The appellant's assignment assailing the sufficiency of the testimony to support the finding of the jury that, at the time the appellee signed the compromise agreement, the appellant fraudulently and falsely represented to him or concealed from him his true physical condition as it then existed, must be sustained. The compromise settlement, according to the record, was signed February 20, 1929. The appellee testified that the only time Dr. McKean concealed from him anything relative to his physical condition was on May 3d, when he was discharged from the hospital, and at that time the doctor advised him that he would not be able to do heavy work for six months, but could do light work. The testimony shows that appellee entirely recovered from the effects of the double hernia, and that the nervous jerking, twitching and involuntary tremor of his muscles developed after he was discharged from the hospital and had returned to work. The testimony is wholly insufficient to show that the doctor made any representations relative to appellant's liability or nonliability to appellee for his injuries, or that any representation was made to him regarding the amount he could or could not recover. That when the compromise agreement was presented to appellee, it provided for the payment of $50. That appellee objected to this amount, and the sum was changed to $75 by the doctor, and thereafter was signed and accepted by appellee without any advice, suggestion, or representation having been made to him. That no one, except Dr. McKean, ever talked to appellee about the compromise settlement. The testimony tends to show that appellee's physical condition could have resulted from the injuries he received, but it does not show that such results usually and ordinarily follow such injuries. It is not sufficient to show that the doctor knew such results would follow, or by the exercise of proper care should have known it.

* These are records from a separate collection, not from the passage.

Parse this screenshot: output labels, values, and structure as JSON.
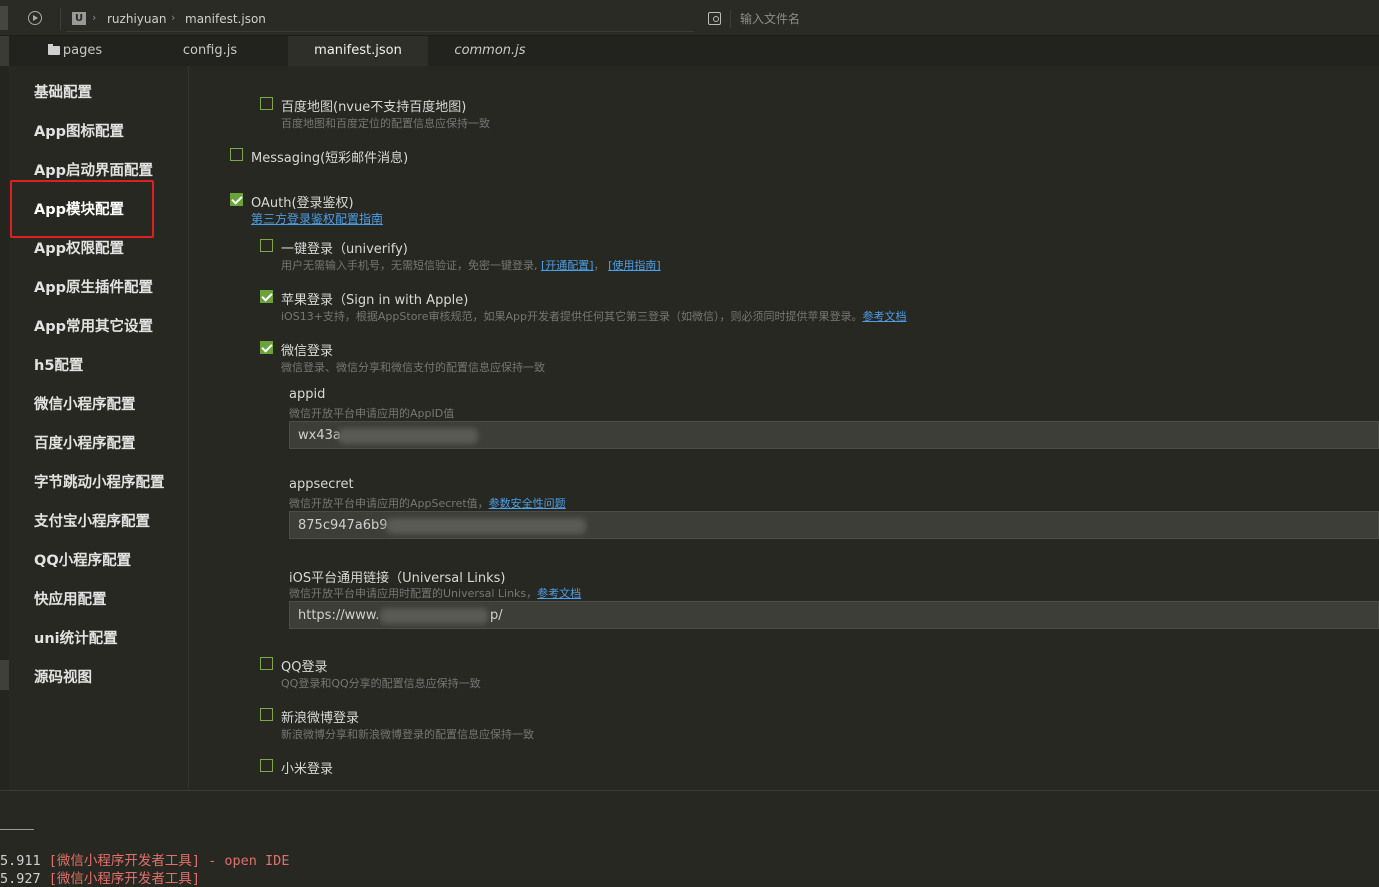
{
  "topbar": {
    "breadcrumb": [
      "ruzhiyuan",
      "manifest.json"
    ],
    "search_placeholder": "输入文件名"
  },
  "tabs": [
    {
      "label": "pages",
      "icon": "folder-icon"
    },
    {
      "label": "config.js"
    },
    {
      "label": "manifest.json",
      "active": true
    },
    {
      "label": "common.js",
      "italic": true
    }
  ],
  "sidebar": {
    "items": [
      "基础配置",
      "App图标配置",
      "App启动界面配置",
      "App模块配置",
      "App权限配置",
      "App原生插件配置",
      "App常用其它设置",
      "h5配置",
      "微信小程序配置",
      "百度小程序配置",
      "字节跳动小程序配置",
      "支付宝小程序配置",
      "QQ小程序配置",
      "快应用配置",
      "uni统计配置",
      "源码视图"
    ],
    "active_index": 3
  },
  "content": {
    "baidu_map": {
      "label": "百度地图(nvue不支持百度地图)",
      "desc": "百度地图和百度定位的配置信息应保持一致",
      "checked": false
    },
    "messaging": {
      "label": "Messaging(短彩邮件消息)",
      "checked": false
    },
    "oauth": {
      "label": "OAuth(登录鉴权)",
      "guide_link": "第三方登录鉴权配置指南",
      "checked": true
    },
    "univerify": {
      "label": "一键登录（univerify)",
      "desc": "用户无需输入手机号，无需短信验证，免密一键登录,",
      "link1": "[开通配置]",
      "sep": "，",
      "link2": "[使用指南]",
      "checked": false
    },
    "apple": {
      "label": "苹果登录（Sign in with Apple)",
      "desc": "iOS13+支持，根据AppStore审核规范，如果App开发者提供任何其它第三登录（如微信），则必须同时提供苹果登录。",
      "link": "参考文档",
      "checked": true
    },
    "weixin": {
      "label": "微信登录",
      "desc": "微信登录、微信分享和微信支付的配置信息应保持一致",
      "checked": true,
      "appid": {
        "label": "appid",
        "desc": "微信开放平台申请应用的AppID值",
        "value": "wx43a"
      },
      "appsecret": {
        "label": "appsecret",
        "desc": "微信开放平台申请应用的AppSecret值，",
        "link": "参数安全性问题",
        "value": "875c947a6b9"
      },
      "universal_links": {
        "label": "iOS平台通用链接（Universal Links)",
        "desc": "微信开放平台申请应用时配置的Universal Links，",
        "link": "参考文档",
        "value_prefix": "https://www.",
        "value_suffix": "p/"
      }
    },
    "qq": {
      "label": "QQ登录",
      "desc": "QQ登录和QQ分享的配置信息应保持一致",
      "checked": false
    },
    "sina": {
      "label": "新浪微博登录",
      "desc": "新浪微博分享和新浪微博登录的配置信息应保持一致",
      "checked": false
    },
    "xiaomi": {
      "label": "小米登录",
      "checked": false
    }
  },
  "console": {
    "lines": [
      {
        "time": "5.911",
        "msg": "[微信小程序开发者工具] - open IDE"
      },
      {
        "time": "5.927",
        "msg": "[微信小程序开发者工具]"
      }
    ]
  },
  "colors": {
    "accent_green": "#6aa33a",
    "link_blue": "#4c9ee8",
    "highlight_red": "#e02020",
    "console_red": "#e0706a"
  }
}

The record discloses that testimony was offered, over the objection of the appellant, showing that appellee's condition had changed since the compromise settlement and after he had been discharged from the hospital. In order for such testimony to be admissible, it should be made to appear that the doctor knew, or should have known, that the representations made were untrue.

The appellee relied solely on his allegations of fraud, not pleading either accident or mistake.

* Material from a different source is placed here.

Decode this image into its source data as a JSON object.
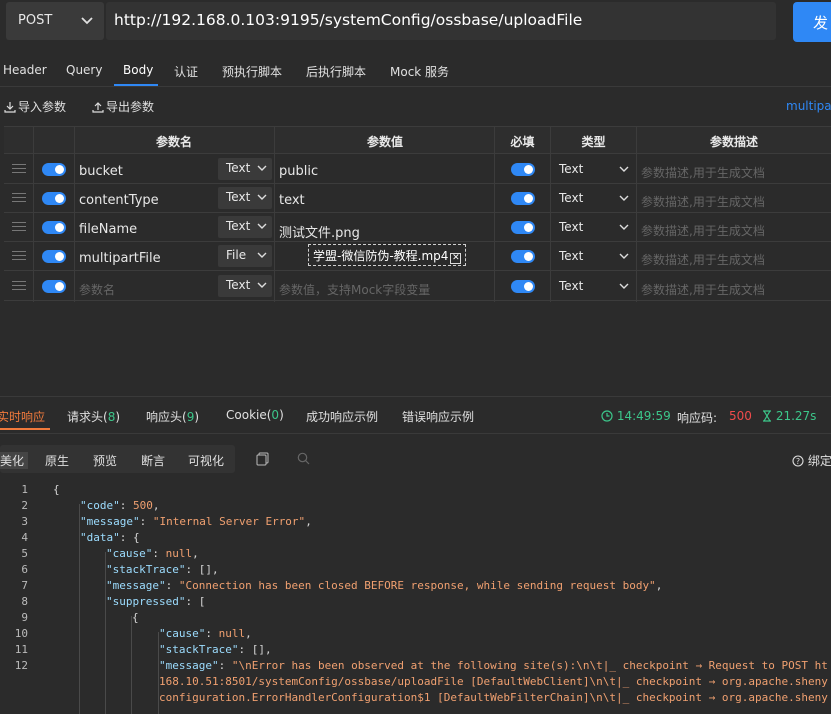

"Under the Workmen's Compensation Act a compromise settlement made between an injured man and the compensation insurance company duly approved by the Industrial Accident Board, the money being paid, constitutes a bar to any further claim on his part for compensation, in the absence of the showing of fraud, accident or mistake and where such claim has been duly compromised and settled, with the approval of the Board, the injured claimant is not entitled to recover additional compensation on the sole ground of a showing of a change in his condition after the compromise settlement." Lumbermen's Reciprocal Association v. Day (Tex.Com.App.) 17 S.W.2d 1043, 1044.

The motion for rehearing is granted, the original opinion is withdrawn, and the judgment of the trial court is reversed, and the cause remanded.

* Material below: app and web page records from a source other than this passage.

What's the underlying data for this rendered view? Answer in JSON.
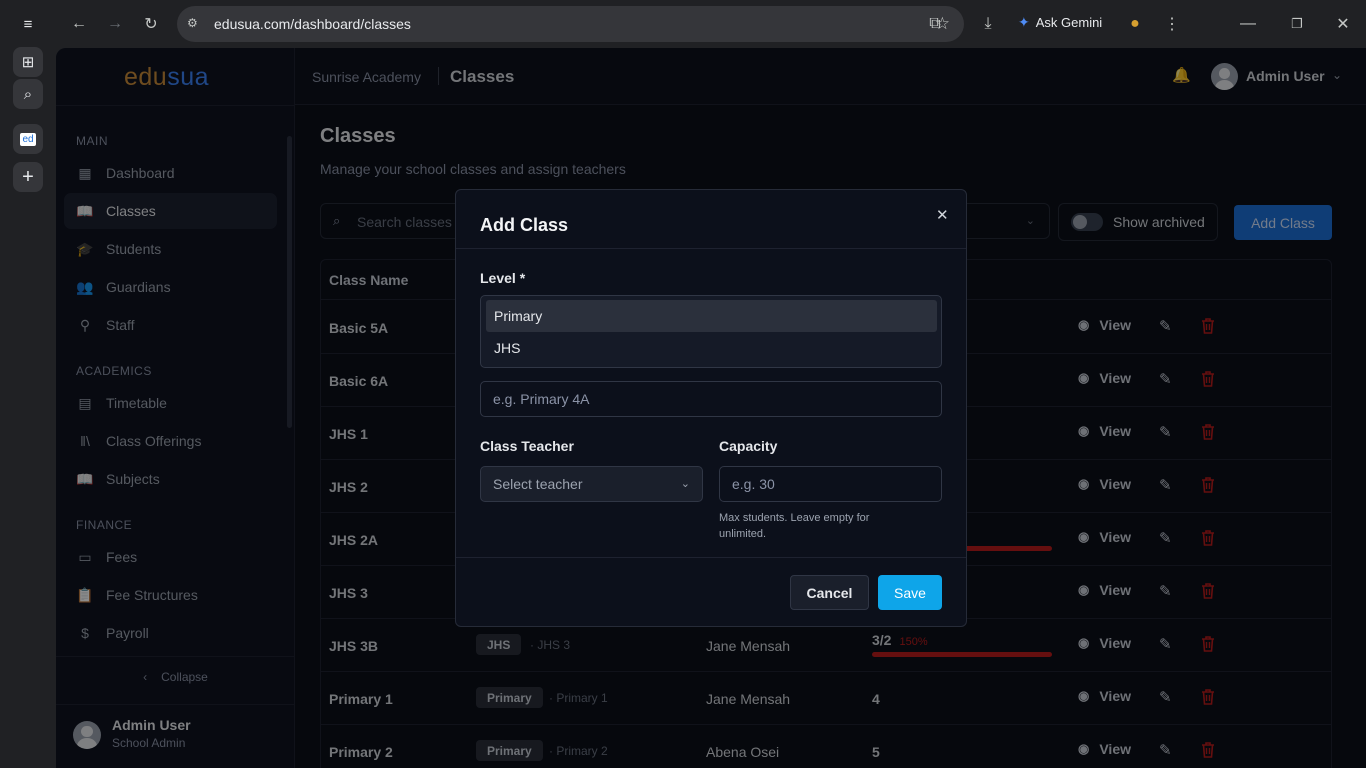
{
  "browser": {
    "url": "edusua.com/dashboard/classes",
    "gemini_label": "Ask Gemini",
    "tab_favicon_text": "ed"
  },
  "logo": {
    "part1": "edu",
    "part2": "sua"
  },
  "header": {
    "school": "Sunrise Academy",
    "page": "Classes",
    "user": "Admin User"
  },
  "sidebar": {
    "sections": [
      "MAIN",
      "ACADEMICS",
      "FINANCE"
    ],
    "items": [
      {
        "label": "Dashboard",
        "icon": "grid-icon"
      },
      {
        "label": "Classes",
        "icon": "book-icon",
        "active": true
      },
      {
        "label": "Students",
        "icon": "graduation-cap-icon"
      },
      {
        "label": "Guardians",
        "icon": "users-icon"
      },
      {
        "label": "Staff",
        "icon": "user-cog-icon"
      },
      {
        "label": "Timetable",
        "icon": "calendar-icon"
      },
      {
        "label": "Class Offerings",
        "icon": "library-icon"
      },
      {
        "label": "Subjects",
        "icon": "book-open-icon"
      },
      {
        "label": "Fees",
        "icon": "wallet-icon"
      },
      {
        "label": "Fee Structures",
        "icon": "clipboard-icon"
      },
      {
        "label": "Payroll",
        "icon": "dollar-icon"
      }
    ],
    "collapse_label": "Collapse",
    "footer_user": {
      "name": "Admin User",
      "role": "School Admin"
    }
  },
  "page": {
    "title": "Classes",
    "subtitle": "Manage your school classes and assign teachers",
    "search_placeholder": "Search classes",
    "show_archived_label": "Show archived",
    "add_button": "Add Class"
  },
  "table": {
    "headers": [
      "Class Name"
    ],
    "view_label": "View",
    "rows": [
      {
        "name": "Basic 5A"
      },
      {
        "name": "Basic 6A"
      },
      {
        "name": "JHS 1"
      },
      {
        "name": "JHS 2"
      },
      {
        "name": "JHS 2A"
      },
      {
        "name": "JHS 3"
      },
      {
        "name": "JHS 3B",
        "badge": "JHS",
        "level": "· JHS 3",
        "teacher": "Jane Mensah",
        "enrollment": "3/2",
        "percent": "150%",
        "fill": 1.0
      },
      {
        "name": "Primary 1",
        "badge": "Primary",
        "level": "· Primary 1",
        "teacher": "Jane Mensah",
        "enrollment": "4"
      },
      {
        "name": "Primary 2",
        "badge": "Primary",
        "level": "· Primary 2",
        "teacher": "Abena Osei",
        "enrollment": "5"
      }
    ]
  },
  "modal": {
    "title": "Add Class",
    "level_label": "Level *",
    "level_options": [
      "Primary",
      "JHS"
    ],
    "highlighted_option": "Primary",
    "name_placeholder": "e.g. Primary 4A",
    "teacher_label": "Class Teacher",
    "teacher_placeholder": "Select teacher",
    "capacity_label": "Capacity",
    "capacity_placeholder": "e.g. 30",
    "capacity_helper": "Max students. Leave empty for unlimited.",
    "cancel": "Cancel",
    "save": "Save"
  },
  "colors": {
    "accent": "#0ea5e9",
    "add_button": "#1d6fd8",
    "danger": "#b91c1c",
    "logo_edu": "#c88a3a",
    "logo_sua": "#3b82f6"
  }
}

Summaries of

Maryland Casualty Co. v. Meyer

Court of Civil Appeals of Texas, Amarillo
Jul 11, 1931
41 S.W.2d 291 (Tex. Civ. App. 1931)
Case details for

Maryland Casualty Co. v. Meyer

Case Details


Court:Court of Civil Appeals of Texas, Amarillo

Date published: Jul 11, 1931


41 S.W.2d 291 (Tex. Civ. App. 1931)

Citing Cases

Stratton v. Gulf Casualty Co.

This writ of error is to review the action thus taken by the court. In cases of this nature, the court is…

State ex Rel. v. Workmen's Compensation Comm

Hence, mandamus will not lie to compel such review. Secs. 3333, 3334, 3337, 3339, 3340, 3341, 3342, R.S.…